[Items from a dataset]
★ ★ ★
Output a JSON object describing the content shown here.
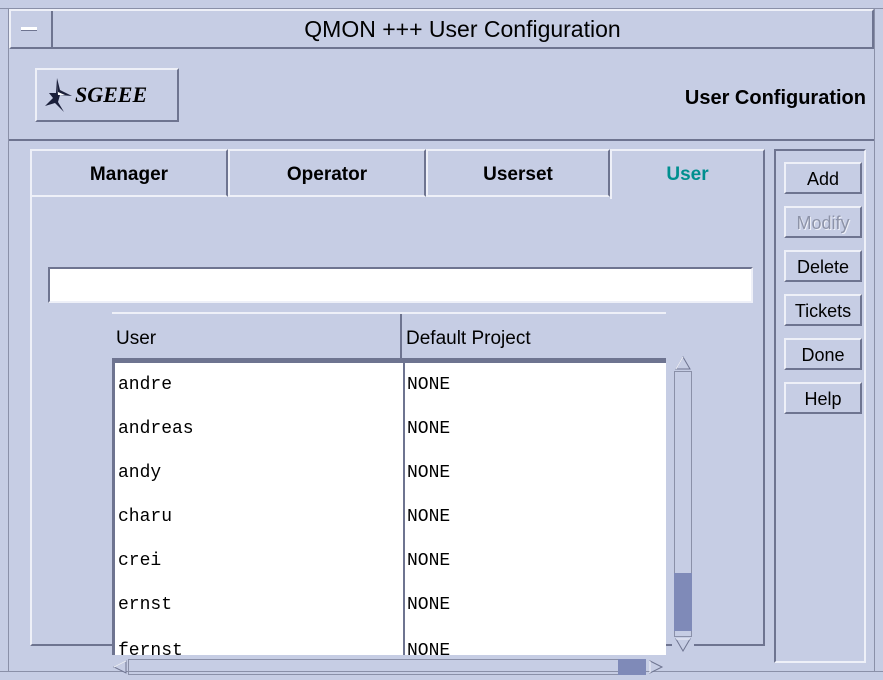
{
  "window": {
    "title": "QMON +++ User Configuration"
  },
  "header": {
    "logo_text": "SGEEE",
    "title": "User Configuration"
  },
  "tabs": [
    {
      "label": "Manager",
      "active": false
    },
    {
      "label": "Operator",
      "active": false
    },
    {
      "label": "Userset",
      "active": false
    },
    {
      "label": "User",
      "active": true
    }
  ],
  "filter": {
    "value": ""
  },
  "table": {
    "columns": [
      "User",
      "Default Project"
    ],
    "rows": [
      {
        "user": "andre",
        "project": "NONE"
      },
      {
        "user": "andreas",
        "project": "NONE"
      },
      {
        "user": "andy",
        "project": "NONE"
      },
      {
        "user": "charu",
        "project": "NONE"
      },
      {
        "user": "crei",
        "project": "NONE"
      },
      {
        "user": "ernst",
        "project": "NONE"
      },
      {
        "user": "fernst",
        "project": "NONE"
      }
    ]
  },
  "buttons": {
    "add": "Add",
    "modify": "Modify",
    "delete": "Delete",
    "tickets": "Tickets",
    "done": "Done",
    "help": "Help"
  },
  "colors": {
    "background": "#c6cde4",
    "active_tab": "#008f8f",
    "scroll_thumb": "#7f8ab8"
  }
}
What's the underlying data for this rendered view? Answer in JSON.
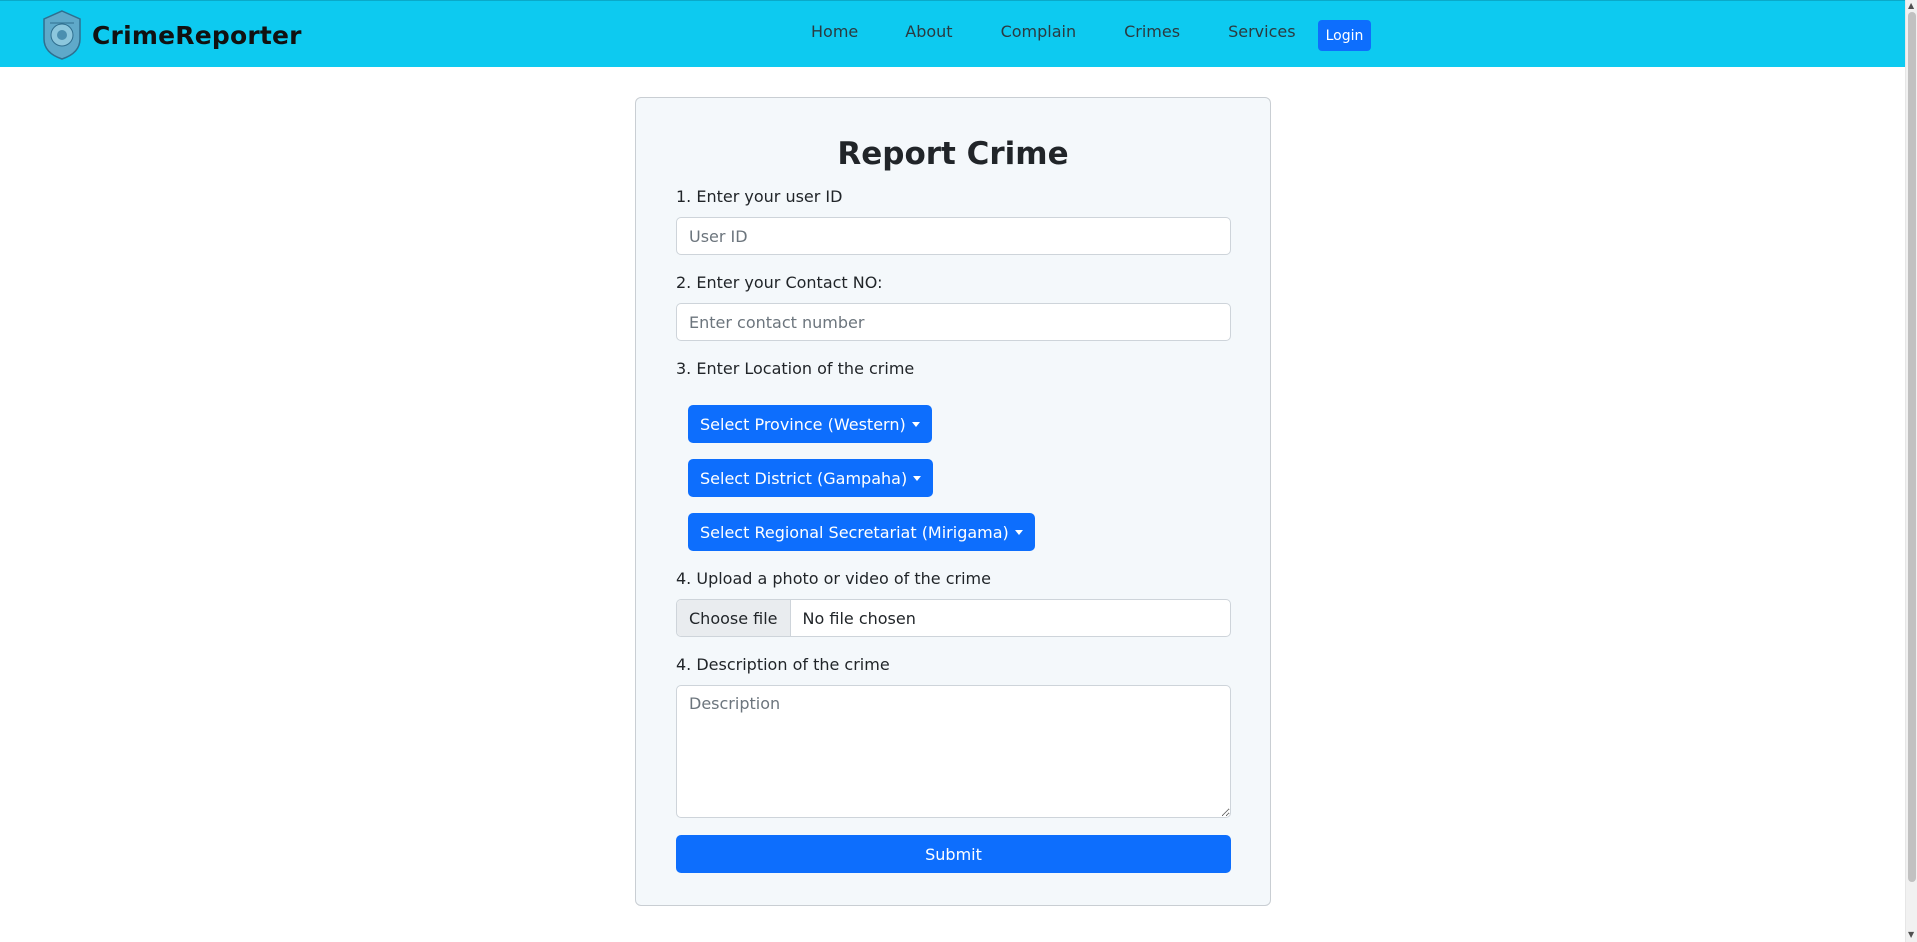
{
  "brand": {
    "name": "CrimeReporter",
    "logo_icon": "police-emblem-icon"
  },
  "nav": {
    "links": [
      "Home",
      "About",
      "Complain",
      "Crimes",
      "Services"
    ],
    "login_label": "Login"
  },
  "form": {
    "title": "Report Crime",
    "user_id": {
      "label": "1. Enter your user ID",
      "placeholder": "User ID",
      "value": ""
    },
    "contact": {
      "label": "2. Enter your Contact NO:",
      "placeholder": "Enter contact number",
      "value": ""
    },
    "location": {
      "label": "3. Enter Location of the crime",
      "province_button": "Select Province (Western)",
      "district_button": "Select District (Gampaha)",
      "secretariat_button": "Select Regional Secretariat (Mirigama)"
    },
    "upload": {
      "label": "4. Upload a photo or video of the crime",
      "button": "Choose file",
      "status": "No file chosen"
    },
    "description": {
      "label": "4. Description of the crime",
      "placeholder": "Description",
      "value": ""
    },
    "submit_label": "Submit"
  },
  "colors": {
    "navbar": "#0dcaf0",
    "primary": "#0d6efd",
    "card_bg": "#f4f8fb"
  }
}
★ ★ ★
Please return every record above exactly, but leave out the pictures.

[SOLUTION TO THE EXERCISE]
Output a JSON object describing the content shown here.
{
  "window": {
    "title": "QMON +++ User Configuration"
  },
  "header": {
    "logo_text": "SGEEE",
    "title": "User Configuration"
  },
  "tabs": [
    {
      "label": "Manager",
      "active": false
    },
    {
      "label": "Operator",
      "active": false
    },
    {
      "label": "Userset",
      "active": false
    },
    {
      "label": "User",
      "active": true
    }
  ],
  "filter": {
    "value": ""
  },
  "table": {
    "columns": [
      "User",
      "Default Project"
    ],
    "rows": [
      {
        "user": "andre",
        "project": "NONE"
      },
      {
        "user": "andreas",
        "project": "NONE"
      },
      {
        "user": "andy",
        "project": "NONE"
      },
      {
        "user": "charu",
        "project": "NONE"
      },
      {
        "user": "crei",
        "project": "NONE"
      },
      {
        "user": "ernst",
        "project": "NONE"
      },
      {
        "user": "fernst",
        "project": "NONE"
      }
    ]
  },
  "buttons": {
    "add": "Add",
    "modify": "Modify",
    "delete": "Delete",
    "tickets": "Tickets",
    "done": "Done",
    "help": "Help"
  },
  "colors": {
    "background": "#c6cde4",
    "active_tab": "#008f8f",
    "scroll_thumb": "#7f8ab8"
  }
}
What's the underlying data for this rendered view? Answer in JSON.
{
  "brand": {
    "name": "CrimeReporter",
    "logo_icon": "police-emblem-icon"
  },
  "nav": {
    "links": [
      "Home",
      "About",
      "Complain",
      "Crimes",
      "Services"
    ],
    "login_label": "Login"
  },
  "form": {
    "title": "Report Crime",
    "user_id": {
      "label": "1. Enter your user ID",
      "placeholder": "User ID",
      "value": ""
    },
    "contact": {
      "label": "2. Enter your Contact NO:",
      "placeholder": "Enter contact number",
      "value": ""
    },
    "location": {
      "label": "3. Enter Location of the crime",
      "province_button": "Select Province (Western)",
      "district_button": "Select District (Gampaha)",
      "secretariat_button": "Select Regional Secretariat (Mirigama)"
    },
    "upload": {
      "label": "4. Upload a photo or video of the crime",
      "button": "Choose file",
      "status": "No file chosen"
    },
    "description": {
      "label": "4. Description of the crime",
      "placeholder": "Description",
      "value": ""
    },
    "submit_label": "Submit"
  },
  "colors": {
    "navbar": "#0dcaf0",
    "primary": "#0d6efd",
    "card_bg": "#f4f8fb"
  }
}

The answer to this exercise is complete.